§ **What to produce**:
The answer should consist of each line below that contains the word "JSON".

(Entries from a dataset of interfaces)
########################################

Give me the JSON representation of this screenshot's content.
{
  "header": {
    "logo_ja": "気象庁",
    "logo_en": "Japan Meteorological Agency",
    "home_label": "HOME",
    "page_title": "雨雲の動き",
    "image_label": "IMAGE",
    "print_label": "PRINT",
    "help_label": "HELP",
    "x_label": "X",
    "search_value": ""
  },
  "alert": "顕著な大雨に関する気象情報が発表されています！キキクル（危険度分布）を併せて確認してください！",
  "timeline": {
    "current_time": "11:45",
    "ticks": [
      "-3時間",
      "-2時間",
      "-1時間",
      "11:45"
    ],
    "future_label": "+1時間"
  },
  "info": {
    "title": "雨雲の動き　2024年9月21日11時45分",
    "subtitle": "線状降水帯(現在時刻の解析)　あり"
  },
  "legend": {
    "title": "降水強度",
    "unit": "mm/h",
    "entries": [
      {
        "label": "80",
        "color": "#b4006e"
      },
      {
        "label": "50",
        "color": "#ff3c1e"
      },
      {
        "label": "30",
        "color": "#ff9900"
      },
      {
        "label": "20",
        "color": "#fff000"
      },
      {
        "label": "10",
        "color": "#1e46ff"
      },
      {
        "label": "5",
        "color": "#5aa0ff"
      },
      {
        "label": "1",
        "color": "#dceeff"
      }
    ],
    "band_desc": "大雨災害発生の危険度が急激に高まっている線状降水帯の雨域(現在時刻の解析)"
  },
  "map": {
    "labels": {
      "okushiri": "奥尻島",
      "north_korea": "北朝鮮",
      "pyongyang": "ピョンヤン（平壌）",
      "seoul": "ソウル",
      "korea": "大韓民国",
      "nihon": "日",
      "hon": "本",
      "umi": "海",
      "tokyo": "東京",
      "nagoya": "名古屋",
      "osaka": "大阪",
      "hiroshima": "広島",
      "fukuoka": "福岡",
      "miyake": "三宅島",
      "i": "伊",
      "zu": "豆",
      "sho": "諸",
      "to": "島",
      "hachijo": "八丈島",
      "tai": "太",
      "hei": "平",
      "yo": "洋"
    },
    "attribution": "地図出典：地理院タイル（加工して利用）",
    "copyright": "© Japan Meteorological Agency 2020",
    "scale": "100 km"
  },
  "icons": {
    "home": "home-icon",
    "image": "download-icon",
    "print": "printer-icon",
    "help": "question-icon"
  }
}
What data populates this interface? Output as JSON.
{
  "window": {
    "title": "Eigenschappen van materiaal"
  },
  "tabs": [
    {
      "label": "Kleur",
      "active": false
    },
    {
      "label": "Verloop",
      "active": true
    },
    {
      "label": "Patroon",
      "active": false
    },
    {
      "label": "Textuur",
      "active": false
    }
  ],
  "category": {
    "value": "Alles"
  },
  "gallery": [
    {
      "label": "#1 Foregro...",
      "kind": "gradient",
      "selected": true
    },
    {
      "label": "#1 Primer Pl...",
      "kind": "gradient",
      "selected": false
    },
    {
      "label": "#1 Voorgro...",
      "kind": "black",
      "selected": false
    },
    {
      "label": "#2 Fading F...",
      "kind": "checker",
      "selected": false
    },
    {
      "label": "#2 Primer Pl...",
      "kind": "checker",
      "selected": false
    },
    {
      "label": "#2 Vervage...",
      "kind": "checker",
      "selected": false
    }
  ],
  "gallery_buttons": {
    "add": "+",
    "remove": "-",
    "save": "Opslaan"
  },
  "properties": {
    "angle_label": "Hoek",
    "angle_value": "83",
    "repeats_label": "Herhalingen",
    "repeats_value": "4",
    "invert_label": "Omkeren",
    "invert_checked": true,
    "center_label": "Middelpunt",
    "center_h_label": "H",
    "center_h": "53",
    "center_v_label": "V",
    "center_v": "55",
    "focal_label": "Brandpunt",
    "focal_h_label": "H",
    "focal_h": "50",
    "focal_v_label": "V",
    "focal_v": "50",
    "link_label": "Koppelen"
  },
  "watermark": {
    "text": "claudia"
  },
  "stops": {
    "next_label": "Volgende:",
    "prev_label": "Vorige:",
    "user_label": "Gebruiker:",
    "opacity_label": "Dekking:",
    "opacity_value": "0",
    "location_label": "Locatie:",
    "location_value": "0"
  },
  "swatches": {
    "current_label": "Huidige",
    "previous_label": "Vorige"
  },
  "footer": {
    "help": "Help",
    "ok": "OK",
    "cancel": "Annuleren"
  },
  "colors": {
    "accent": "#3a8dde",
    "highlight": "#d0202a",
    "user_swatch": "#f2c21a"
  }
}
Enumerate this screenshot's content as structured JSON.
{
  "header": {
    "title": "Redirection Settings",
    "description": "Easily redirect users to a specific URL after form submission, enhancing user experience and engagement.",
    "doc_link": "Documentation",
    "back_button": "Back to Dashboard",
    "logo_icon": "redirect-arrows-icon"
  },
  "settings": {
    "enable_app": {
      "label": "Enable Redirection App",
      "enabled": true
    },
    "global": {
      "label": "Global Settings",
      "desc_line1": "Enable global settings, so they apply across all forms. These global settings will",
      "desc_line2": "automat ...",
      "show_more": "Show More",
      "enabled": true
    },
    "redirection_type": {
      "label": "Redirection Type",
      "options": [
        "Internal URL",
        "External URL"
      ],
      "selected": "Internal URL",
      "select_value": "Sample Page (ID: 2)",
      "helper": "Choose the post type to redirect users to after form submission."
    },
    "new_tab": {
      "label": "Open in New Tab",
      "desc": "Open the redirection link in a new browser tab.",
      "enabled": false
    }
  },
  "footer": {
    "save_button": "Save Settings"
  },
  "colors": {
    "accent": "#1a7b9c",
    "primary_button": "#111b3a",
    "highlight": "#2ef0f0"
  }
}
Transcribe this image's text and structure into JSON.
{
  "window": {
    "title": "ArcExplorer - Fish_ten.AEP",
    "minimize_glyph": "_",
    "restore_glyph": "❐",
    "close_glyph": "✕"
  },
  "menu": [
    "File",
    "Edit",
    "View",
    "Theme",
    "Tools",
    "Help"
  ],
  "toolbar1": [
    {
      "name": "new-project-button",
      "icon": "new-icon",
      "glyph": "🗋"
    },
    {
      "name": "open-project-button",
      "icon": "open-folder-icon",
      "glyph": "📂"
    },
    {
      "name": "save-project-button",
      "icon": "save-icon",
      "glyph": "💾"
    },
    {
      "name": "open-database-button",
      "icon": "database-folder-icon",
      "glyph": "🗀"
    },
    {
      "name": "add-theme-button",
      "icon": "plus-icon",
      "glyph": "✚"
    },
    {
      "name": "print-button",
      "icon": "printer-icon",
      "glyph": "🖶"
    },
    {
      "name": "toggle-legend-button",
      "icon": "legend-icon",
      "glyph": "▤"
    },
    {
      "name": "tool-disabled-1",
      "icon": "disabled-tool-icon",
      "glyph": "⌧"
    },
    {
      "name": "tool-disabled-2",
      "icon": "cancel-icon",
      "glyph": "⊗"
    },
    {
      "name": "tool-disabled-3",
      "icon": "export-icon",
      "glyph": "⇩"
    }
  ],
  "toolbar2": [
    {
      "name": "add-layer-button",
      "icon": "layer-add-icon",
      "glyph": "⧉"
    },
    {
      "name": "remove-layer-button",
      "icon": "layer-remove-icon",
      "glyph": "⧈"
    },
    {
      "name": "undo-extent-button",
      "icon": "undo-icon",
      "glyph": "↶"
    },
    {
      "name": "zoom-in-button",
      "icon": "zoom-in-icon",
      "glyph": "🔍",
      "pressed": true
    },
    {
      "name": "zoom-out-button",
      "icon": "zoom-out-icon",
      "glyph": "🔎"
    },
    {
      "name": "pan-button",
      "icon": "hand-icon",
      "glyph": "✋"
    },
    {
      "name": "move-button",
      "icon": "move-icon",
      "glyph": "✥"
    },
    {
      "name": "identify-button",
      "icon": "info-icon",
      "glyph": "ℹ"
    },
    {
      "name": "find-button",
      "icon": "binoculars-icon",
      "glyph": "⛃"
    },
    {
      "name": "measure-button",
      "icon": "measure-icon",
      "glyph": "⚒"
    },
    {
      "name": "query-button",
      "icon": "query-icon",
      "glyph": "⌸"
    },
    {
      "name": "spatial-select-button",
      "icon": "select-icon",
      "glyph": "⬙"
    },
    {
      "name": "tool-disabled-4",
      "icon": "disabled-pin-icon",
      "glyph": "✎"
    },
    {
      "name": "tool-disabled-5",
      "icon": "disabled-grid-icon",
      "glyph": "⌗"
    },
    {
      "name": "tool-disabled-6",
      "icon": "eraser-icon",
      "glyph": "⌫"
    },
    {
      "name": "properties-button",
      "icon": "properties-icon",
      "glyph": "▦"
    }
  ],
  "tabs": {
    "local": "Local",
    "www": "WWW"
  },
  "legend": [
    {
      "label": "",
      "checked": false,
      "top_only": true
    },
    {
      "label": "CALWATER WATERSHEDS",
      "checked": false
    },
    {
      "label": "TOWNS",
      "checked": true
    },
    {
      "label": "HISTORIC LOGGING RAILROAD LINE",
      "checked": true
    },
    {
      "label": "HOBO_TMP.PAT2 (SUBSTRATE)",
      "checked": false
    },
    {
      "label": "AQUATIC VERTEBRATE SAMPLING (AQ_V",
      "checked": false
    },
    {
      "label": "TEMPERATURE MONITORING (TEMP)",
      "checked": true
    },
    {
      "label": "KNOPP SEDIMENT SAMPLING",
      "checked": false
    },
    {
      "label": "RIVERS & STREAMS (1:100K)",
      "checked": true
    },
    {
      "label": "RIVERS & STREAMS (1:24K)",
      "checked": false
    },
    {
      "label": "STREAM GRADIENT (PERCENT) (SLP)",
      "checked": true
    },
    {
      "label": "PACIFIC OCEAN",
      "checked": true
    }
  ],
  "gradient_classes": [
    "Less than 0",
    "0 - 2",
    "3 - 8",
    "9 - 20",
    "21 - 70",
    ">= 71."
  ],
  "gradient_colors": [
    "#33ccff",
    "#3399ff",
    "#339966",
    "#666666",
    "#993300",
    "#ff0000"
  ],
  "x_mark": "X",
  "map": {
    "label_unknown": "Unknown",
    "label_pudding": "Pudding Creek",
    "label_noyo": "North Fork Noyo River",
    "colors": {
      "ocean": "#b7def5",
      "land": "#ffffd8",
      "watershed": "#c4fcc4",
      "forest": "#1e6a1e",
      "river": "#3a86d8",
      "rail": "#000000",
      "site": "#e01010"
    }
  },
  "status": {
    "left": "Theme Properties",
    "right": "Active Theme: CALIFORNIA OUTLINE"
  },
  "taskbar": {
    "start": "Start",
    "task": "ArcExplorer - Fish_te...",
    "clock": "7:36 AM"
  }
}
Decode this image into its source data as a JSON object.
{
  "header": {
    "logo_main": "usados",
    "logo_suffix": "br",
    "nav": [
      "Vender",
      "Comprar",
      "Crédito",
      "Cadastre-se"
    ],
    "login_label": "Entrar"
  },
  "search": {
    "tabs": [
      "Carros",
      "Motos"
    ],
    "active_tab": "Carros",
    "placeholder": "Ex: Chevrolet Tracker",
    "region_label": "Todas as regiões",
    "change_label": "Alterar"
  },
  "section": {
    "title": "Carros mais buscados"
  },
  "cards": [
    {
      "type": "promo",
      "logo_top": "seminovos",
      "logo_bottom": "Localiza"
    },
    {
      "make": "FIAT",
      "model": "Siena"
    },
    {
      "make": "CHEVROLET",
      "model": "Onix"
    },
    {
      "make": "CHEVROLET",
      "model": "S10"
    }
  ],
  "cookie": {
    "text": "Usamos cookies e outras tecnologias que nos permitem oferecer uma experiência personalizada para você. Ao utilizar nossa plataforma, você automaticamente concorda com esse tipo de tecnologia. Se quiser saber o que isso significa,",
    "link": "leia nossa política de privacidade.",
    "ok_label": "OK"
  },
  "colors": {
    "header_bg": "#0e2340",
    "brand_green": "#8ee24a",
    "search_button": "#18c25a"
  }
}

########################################

§ **Response**:
Give me the JSON representation of this screenshot's content.
What data populates this interface? Output as JSON.
Enumerate this screenshot's content as structured JSON.
Transcribe this image's text and structure into JSON.
Decode this image into its source data as a JSON object.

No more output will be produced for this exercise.